Assignment> Your copy of the data should leave out the images and match everything else exactly.

___ Data provided ___

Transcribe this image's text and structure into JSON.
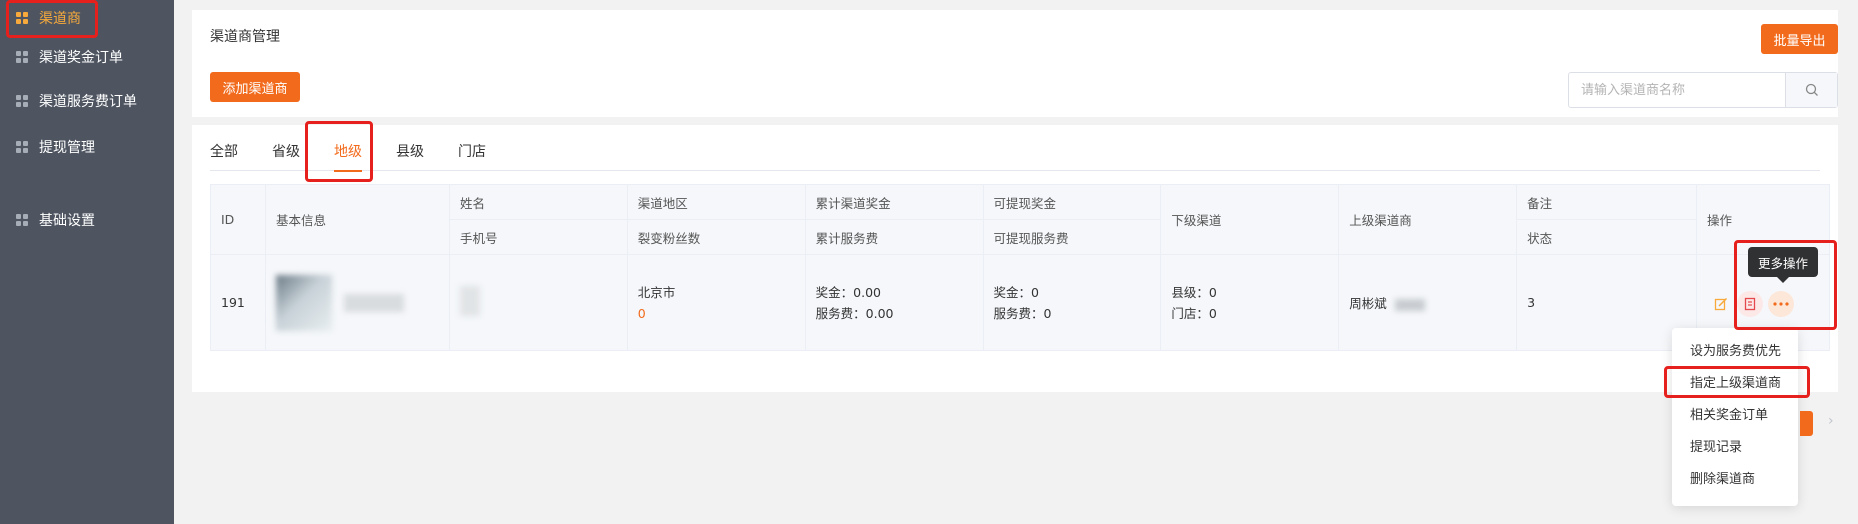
{
  "sidebar": {
    "items": [
      {
        "label": "渠道商",
        "icon": "grid-icon",
        "active": true
      },
      {
        "label": "渠道奖金订单",
        "icon": "grid-icon",
        "active": false
      },
      {
        "label": "渠道服务费订单",
        "icon": "grid-icon",
        "active": false
      },
      {
        "label": "提现管理",
        "icon": "grid-icon",
        "active": false
      },
      {
        "label": "基础设置",
        "icon": "grid-icon",
        "active": false
      }
    ]
  },
  "header": {
    "title": "渠道商管理",
    "export_label": "批量导出",
    "add_label": "添加渠道商",
    "search_placeholder": "请输入渠道商名称"
  },
  "tabs": [
    "全部",
    "省级",
    "地级",
    "县级",
    "门店"
  ],
  "active_tab": "地级",
  "table": {
    "headers": {
      "id": "ID",
      "basic": "基本信息",
      "name": "姓名",
      "phone": "手机号",
      "region": "渠道地区",
      "fans": "裂变粉丝数",
      "bonus_total": "累计渠道奖金",
      "service_total": "累计服务费",
      "bonus_withdraw": "可提现奖金",
      "service_withdraw": "可提现服务费",
      "sub_channel": "下级渠道",
      "parent": "上级渠道商",
      "remark": "备注",
      "status": "状态",
      "actions": "操作"
    },
    "rows": [
      {
        "id": "191",
        "region": "北京市",
        "fans": "0",
        "bonus_total": "奖金：0.00",
        "service_total": "服务费：0.00",
        "bonus_withdraw": "奖金：0",
        "service_withdraw": "服务费：0",
        "sub_county": "县级：0",
        "sub_store": "门店：0",
        "parent": "周彬斌",
        "remark": "3"
      }
    ]
  },
  "tooltip": "更多操作",
  "dropdown": {
    "items": [
      "设为服务费优先",
      "指定上级渠道商",
      "相关奖金订单",
      "提现记录",
      "删除渠道商"
    ]
  },
  "colors": {
    "accent": "#f26b1d",
    "sidebar_bg": "#4e5561",
    "sidebar_active": "#f7a93b",
    "highlight": "#e5201d"
  }
}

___

Exercise solution>
Transcribe this image's text and structure into JSON.
{
  "sidebar": {
    "items": [
      {
        "label": "渠道商",
        "icon": "grid-icon",
        "active": true
      },
      {
        "label": "渠道奖金订单",
        "icon": "grid-icon",
        "active": false
      },
      {
        "label": "渠道服务费订单",
        "icon": "grid-icon",
        "active": false
      },
      {
        "label": "提现管理",
        "icon": "grid-icon",
        "active": false
      },
      {
        "label": "基础设置",
        "icon": "grid-icon",
        "active": false
      }
    ]
  },
  "header": {
    "title": "渠道商管理",
    "export_label": "批量导出",
    "add_label": "添加渠道商",
    "search_placeholder": "请输入渠道商名称"
  },
  "tabs": [
    "全部",
    "省级",
    "地级",
    "县级",
    "门店"
  ],
  "active_tab": "地级",
  "table": {
    "headers": {
      "id": "ID",
      "basic": "基本信息",
      "name": "姓名",
      "phone": "手机号",
      "region": "渠道地区",
      "fans": "裂变粉丝数",
      "bonus_total": "累计渠道奖金",
      "service_total": "累计服务费",
      "bonus_withdraw": "可提现奖金",
      "service_withdraw": "可提现服务费",
      "sub_channel": "下级渠道",
      "parent": "上级渠道商",
      "remark": "备注",
      "status": "状态",
      "actions": "操作"
    },
    "rows": [
      {
        "id": "191",
        "region": "北京市",
        "fans": "0",
        "bonus_total": "奖金：0.00",
        "service_total": "服务费：0.00",
        "bonus_withdraw": "奖金：0",
        "service_withdraw": "服务费：0",
        "sub_county": "县级：0",
        "sub_store": "门店：0",
        "parent": "周彬斌",
        "remark": "3"
      }
    ]
  },
  "tooltip": "更多操作",
  "dropdown": {
    "items": [
      "设为服务费优先",
      "指定上级渠道商",
      "相关奖金订单",
      "提现记录",
      "删除渠道商"
    ]
  },
  "colors": {
    "accent": "#f26b1d",
    "sidebar_bg": "#4e5561",
    "sidebar_active": "#f7a93b",
    "highlight": "#e5201d"
  }
}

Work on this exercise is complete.